YOUR ASSIGNMENT:
Each line of the records that includes "data" should be found and copied.

---*---

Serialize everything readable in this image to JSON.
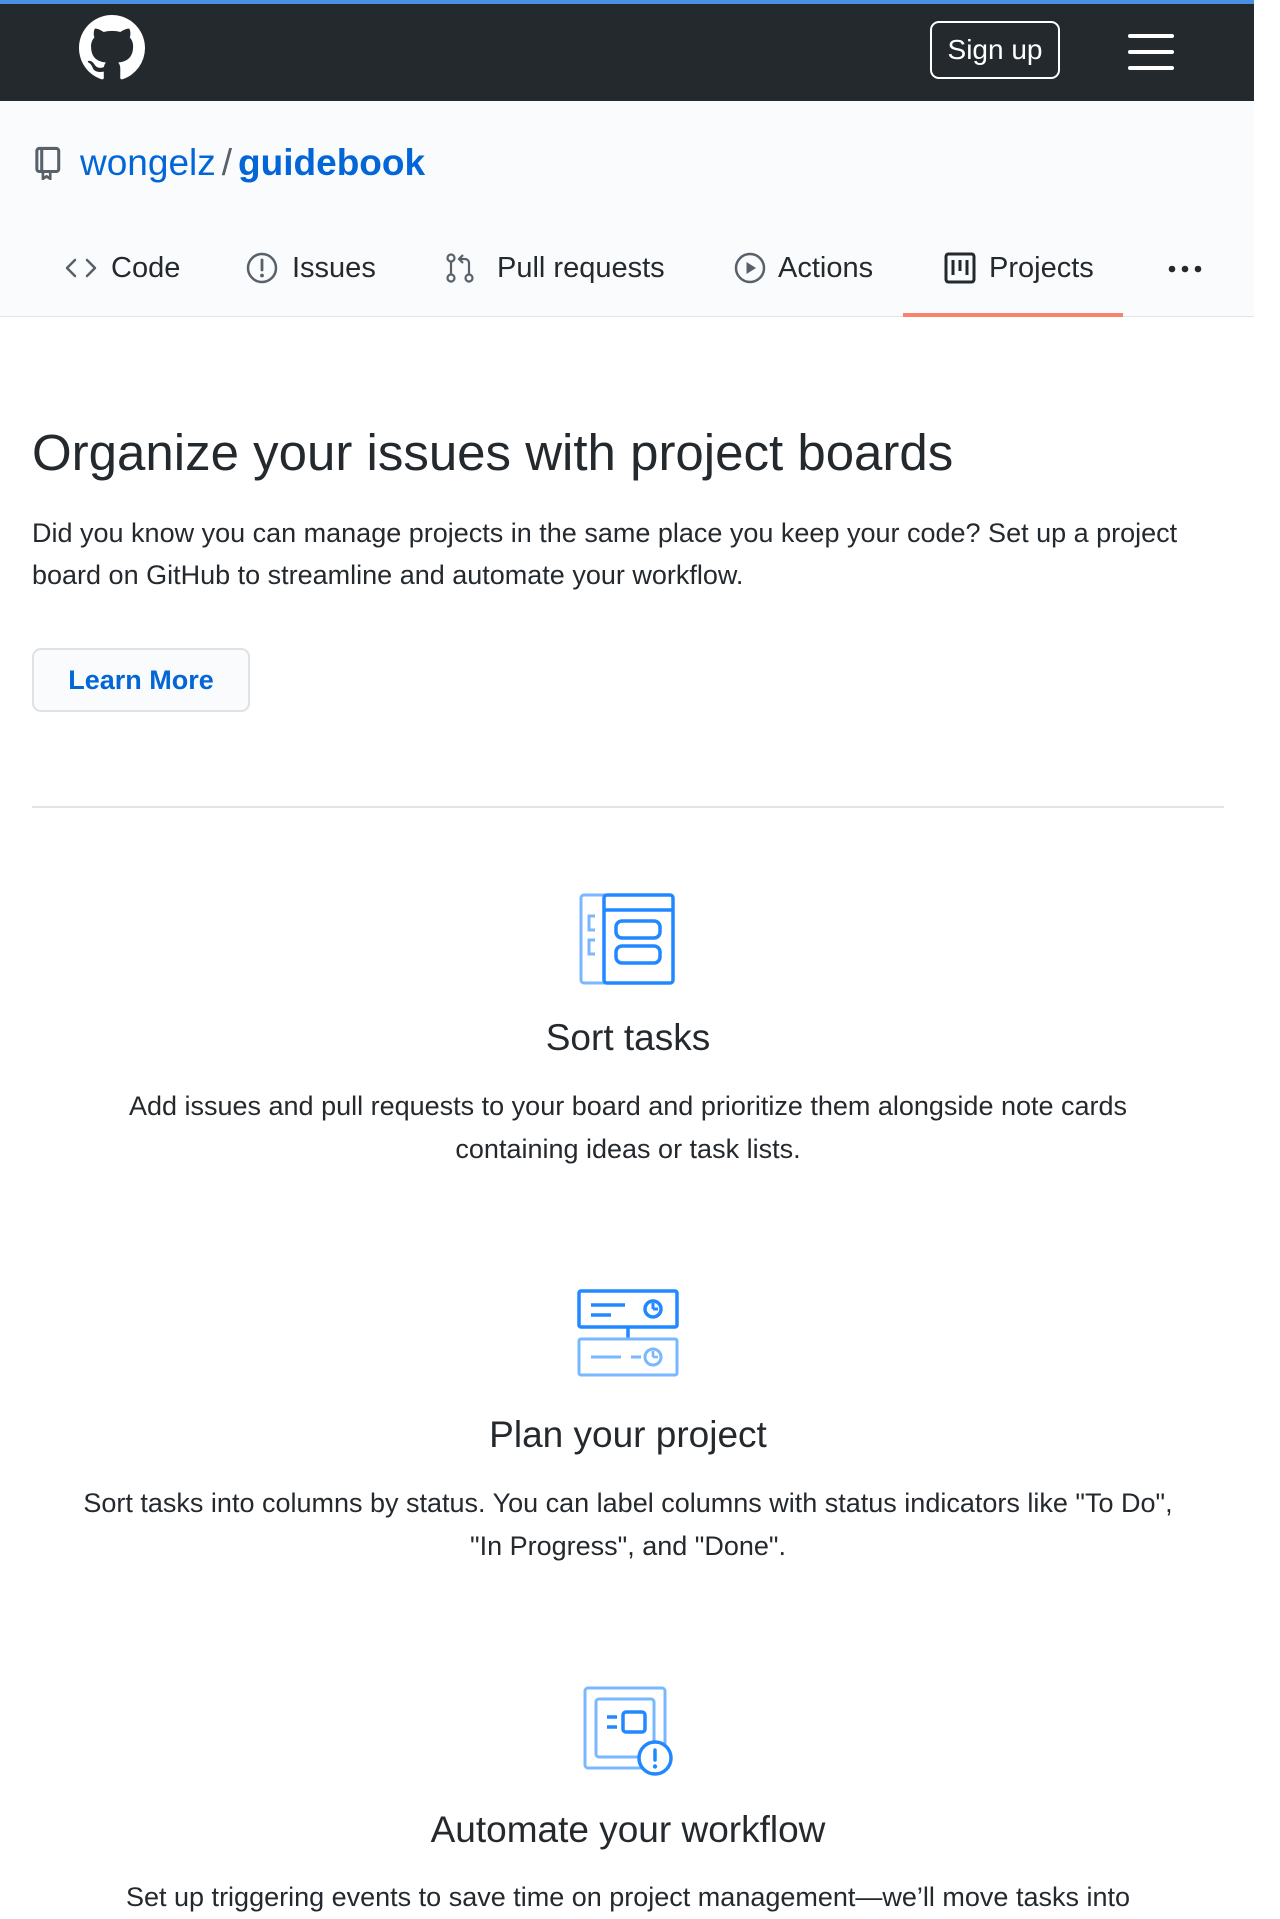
{
  "header": {
    "logo_icon": "github-mark-icon",
    "signup_label": "Sign up",
    "menu_icon": "hamburger-menu-icon"
  },
  "repo": {
    "icon": "repo-icon",
    "owner": "wongelz",
    "separator": "/",
    "name": "guidebook"
  },
  "tabs": [
    {
      "label": "Code",
      "icon": "code-icon",
      "selected": false
    },
    {
      "label": "Issues",
      "icon": "issue-opened-icon",
      "selected": false
    },
    {
      "label": "Pull requests",
      "icon": "git-pull-request-icon",
      "selected": false
    },
    {
      "label": "Actions",
      "icon": "play-icon",
      "selected": false
    },
    {
      "label": "Projects",
      "icon": "project-icon",
      "selected": true
    }
  ],
  "more_tabs_icon": "kebab-horizontal-icon",
  "main": {
    "headline": "Organize your issues with project boards",
    "intro": "Did you know you can manage projects in the same place you keep your code? Set up a project board on GitHub to streamline and automate your workflow.",
    "learn_more_label": "Learn More"
  },
  "features": [
    {
      "icon": "sort-tasks-icon",
      "title": "Sort tasks",
      "description": "Add issues and pull requests to your board and prioritize them alongside note cards containing ideas or task lists."
    },
    {
      "icon": "plan-project-icon",
      "title": "Plan your project",
      "description": "Sort tasks into columns by status. You can label columns with status indicators like \"To Do\", \"In Progress\", and \"Done\"."
    },
    {
      "icon": "automate-workflow-icon",
      "title": "Automate your workflow",
      "description": "Set up triggering events to save time on project management—we’ll move tasks into"
    }
  ],
  "colors": {
    "header_bg": "#24292e",
    "link": "#0366d6",
    "selected_underline": "#f9826c",
    "icon_blue": "#2188ff"
  }
}
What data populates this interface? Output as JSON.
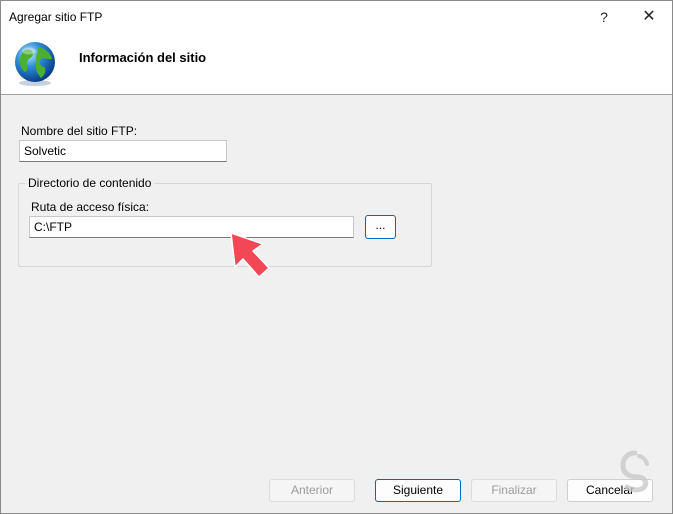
{
  "window": {
    "title": "Agregar sitio FTP",
    "help_label": "?",
    "close_label": "✕"
  },
  "header": {
    "title": "Información del sitio",
    "icon": "globe-icon"
  },
  "site_name": {
    "label": "Nombre del sitio FTP:",
    "value": "Solvetic"
  },
  "content_directory": {
    "legend": "Directorio de contenido",
    "path_label": "Ruta de acceso física:",
    "path_value": "C:\\FTP",
    "browse_label": "..."
  },
  "buttons": {
    "previous": "Anterior",
    "next": "Siguiente",
    "finish": "Finalizar",
    "cancel": "Cancelar"
  },
  "colors": {
    "accent": "#0067c0",
    "arrow": "#f24856"
  }
}
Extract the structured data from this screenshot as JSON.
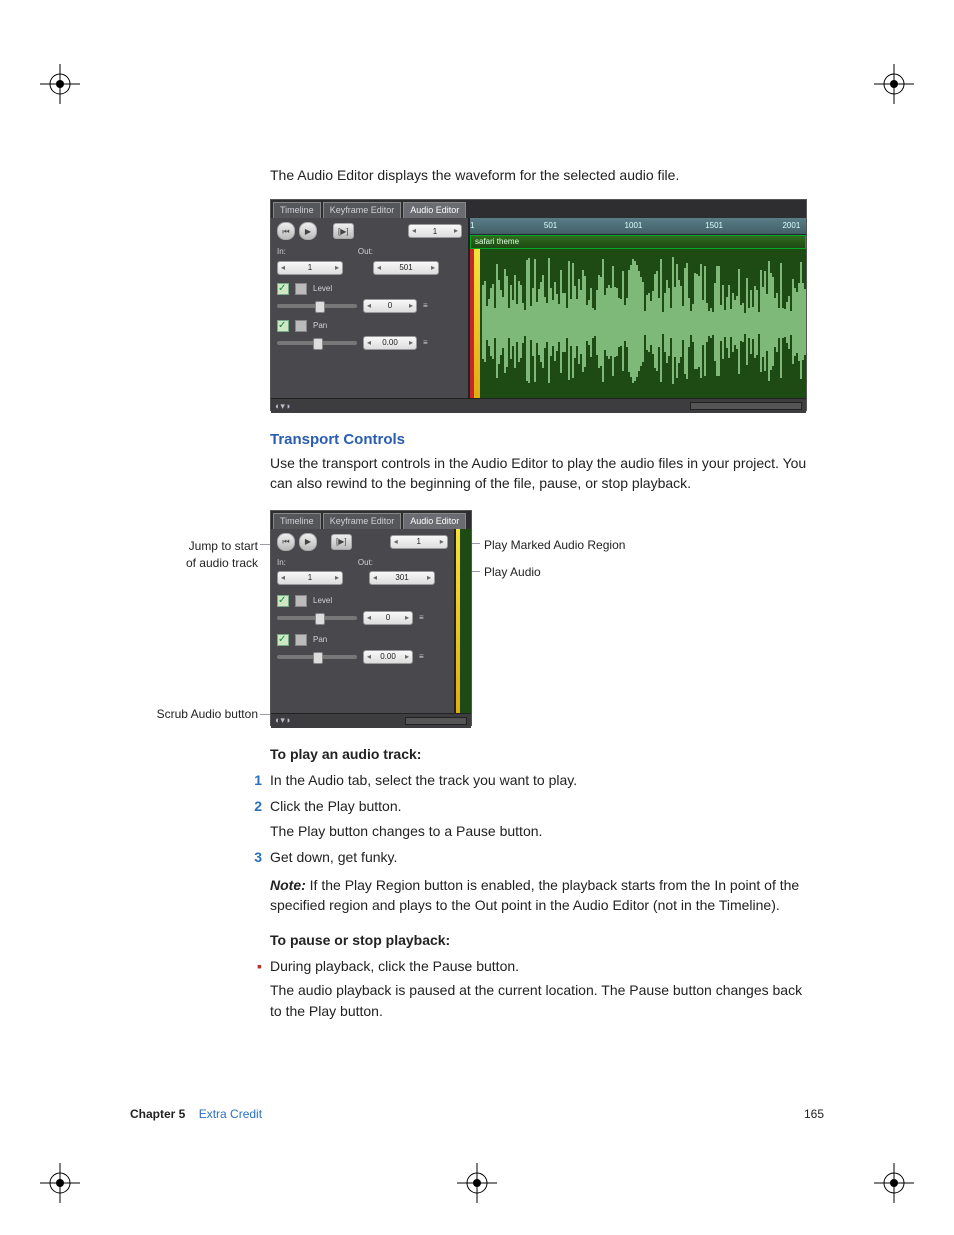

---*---

ANSWER SPACE:
What data populates this interface? Output as JSON.
Extract the structured data from this screenshot as JSON.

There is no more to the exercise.